Divide the dough into four pieces. Set your pasta machine to its widest setting and roll a lump of pasta dough through it, lightly dusting the pasta with flour if it starts to stick.
Run a piece of dough through a few times, folding in half each time until you reach a smooth, even consistency.
Keep rolling the dough through all the settings on the machine, from the widest down to the thinnest, lightly dusting the pasta with a little flour every time you run it through.
You should end up with four long, thin sheets of pasta.
Fresh pasta dries out very quickly, so don’t leave it for more than a minute or two before cutting or shaping it. Lay a damp tea towel over the top to help stop it from drying out.
Cut the sheets into 10cm squares and place one teaspoon of filling in the centre of half of the squares.
Lightly brush the edges around the filling with a tiny amount of water and place another square over top.
Press down the edges to seal the ravioli and make sure that any air is pushed out as you go.
Neaten and trim the edges as required and then transfer to a tray generously dusted with plain flour. Set aside for 15 minutes to dry out a little.
Melt the butter in a frypan over medium heat.
Add the sage leaves until the butter is brown and the sage leaves are crisp.
Cook the ravioli in batches, in a large pot of boiling salted water until they float to the surface.

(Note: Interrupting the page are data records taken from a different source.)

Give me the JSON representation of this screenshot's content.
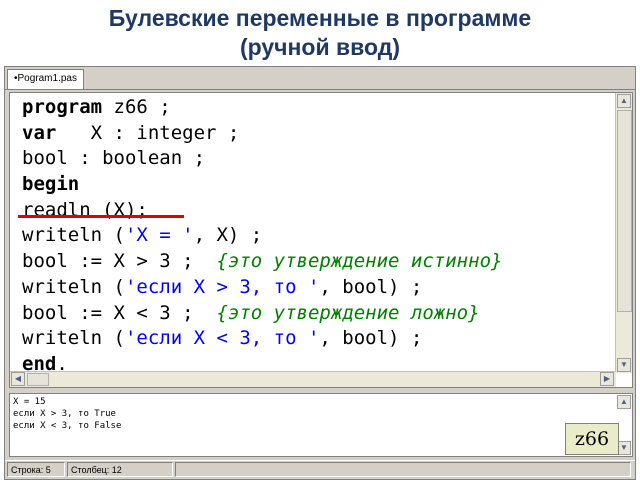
{
  "slide": {
    "title_line1": "Булевские переменные в программе",
    "title_line2": "(ручной ввод)"
  },
  "ide": {
    "tab_label": "•Pogram1.pas",
    "code_lines": [
      [
        {
          "t": "program",
          "k": "kw"
        },
        {
          "t": " z66 ;",
          "k": "plain"
        }
      ],
      [
        {
          "t": "var",
          "k": "kw"
        },
        {
          "t": "   X : integer ;",
          "k": "plain"
        }
      ],
      [
        {
          "t": "bool : boolean ;",
          "k": "plain"
        }
      ],
      [
        {
          "t": "begin",
          "k": "kw"
        }
      ],
      [
        {
          "t": "readln (X);",
          "k": "plain"
        }
      ],
      [
        {
          "t": "writeln (",
          "k": "plain"
        },
        {
          "t": "'X = '",
          "k": "str"
        },
        {
          "t": ", X) ;",
          "k": "plain"
        }
      ],
      [
        {
          "t": "bool := X > 3 ;  ",
          "k": "plain"
        },
        {
          "t": "{это утверждение истинно}",
          "k": "com"
        }
      ],
      [
        {
          "t": "writeln (",
          "k": "plain"
        },
        {
          "t": "'если X > 3, то '",
          "k": "str"
        },
        {
          "t": ", bool) ;",
          "k": "plain"
        }
      ],
      [
        {
          "t": "bool := X < 3 ;  ",
          "k": "plain"
        },
        {
          "t": "{это утверждение ложно}",
          "k": "com"
        }
      ],
      [
        {
          "t": "writeln (",
          "k": "plain"
        },
        {
          "t": "'если X < 3, то '",
          "k": "str"
        },
        {
          "t": ", bool) ;",
          "k": "plain"
        }
      ],
      [
        {
          "t": "end",
          "k": "kw"
        },
        {
          "t": ".",
          "k": "plain"
        }
      ]
    ],
    "output_lines": [
      "X = 15",
      "если X > 3, то True",
      "если X < 3, то False"
    ],
    "badge": "z66",
    "status": {
      "row": "Строка: 5",
      "col": "Столбец: 12"
    },
    "icons": {
      "scroll_up": "▲",
      "scroll_down": "▼",
      "scroll_left": "◀",
      "scroll_right": "▶"
    },
    "colors": {
      "keyword": "#000000",
      "string": "#0000ff",
      "comment": "#008000",
      "underline": "#e00000",
      "title": "#1f3864"
    }
  }
}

Remove with a slotted spoon, distribute between serving plates and drizzle the brown butter over the top. Serve with extra parmesan.